# [Work required]
Work through the data below and copy out every line where "time" is found.

+++ Material for this task +++

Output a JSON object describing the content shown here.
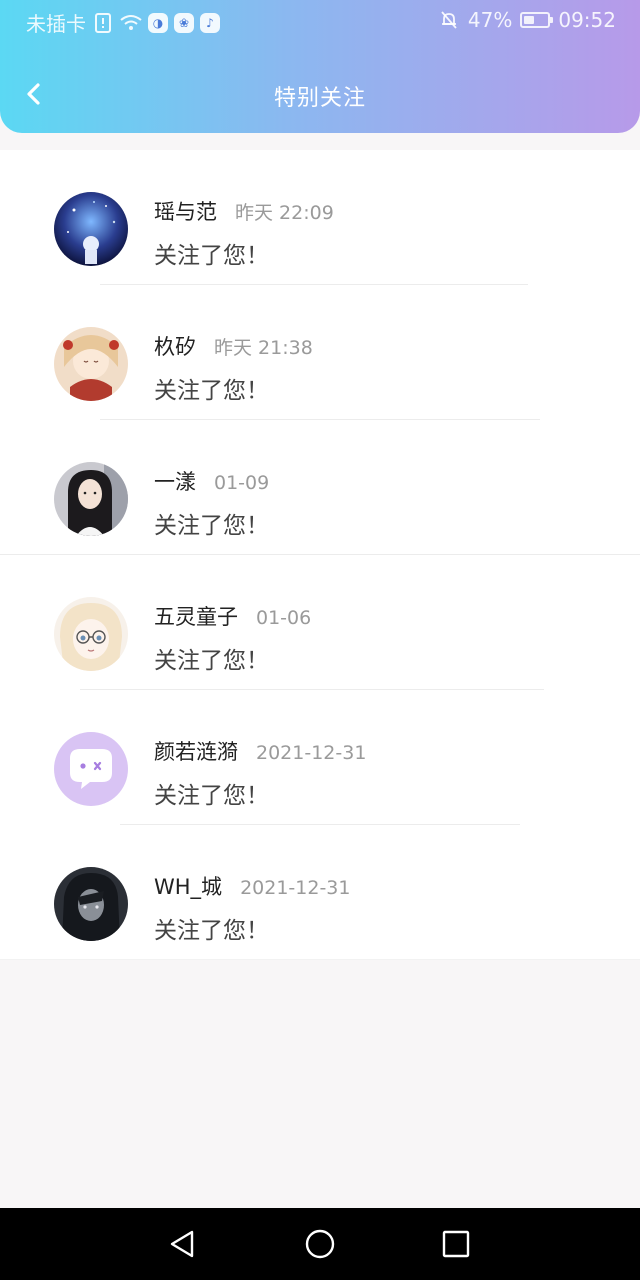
{
  "status_bar": {
    "carrier": "未插卡",
    "battery_percent": "47%",
    "battery_level": 0.47,
    "time": "09:52",
    "icons": [
      "sim-alert-icon",
      "wifi-icon",
      "app-icon-qq",
      "app-icon-baidu",
      "app-icon-music",
      "bell-off-icon",
      "battery-icon"
    ]
  },
  "header": {
    "title": "特别关注",
    "gradient_start": "#5bd8f3",
    "gradient_end": "#b79ae9"
  },
  "list": {
    "items": [
      {
        "name": "瑶与范",
        "time": "昨天 22:09",
        "message": "关注了您！",
        "avatar": "avatar-night-sky"
      },
      {
        "name": "杦矽",
        "time": "昨天 21:38",
        "message": "关注了您！",
        "avatar": "avatar-anime-girl-red"
      },
      {
        "name": "一漾",
        "time": "01-09",
        "message": "关注了您！",
        "avatar": "avatar-dark-hair-girl"
      },
      {
        "name": "五灵童子",
        "time": "01-06",
        "message": "关注了您！",
        "avatar": "avatar-anime-glasses"
      },
      {
        "name": "颜若涟漪",
        "time": "2021-12-31",
        "message": "关注了您！",
        "avatar": "avatar-default-chat"
      },
      {
        "name": "WH_城",
        "time": "2021-12-31",
        "message": "关注了您！",
        "avatar": "avatar-dark-character"
      }
    ]
  },
  "nav_bar": {
    "icons": [
      "back-triangle-icon",
      "home-circle-icon",
      "recents-square-icon"
    ]
  }
}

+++

# [Finished task]
    "time": "09:52",
        "time": "昨天 22:09",
        "time": "昨天 21:38",
        "time": "01-09",
        "time": "01-06",
        "time": "2021-12-31",
        "time": "2021-12-31",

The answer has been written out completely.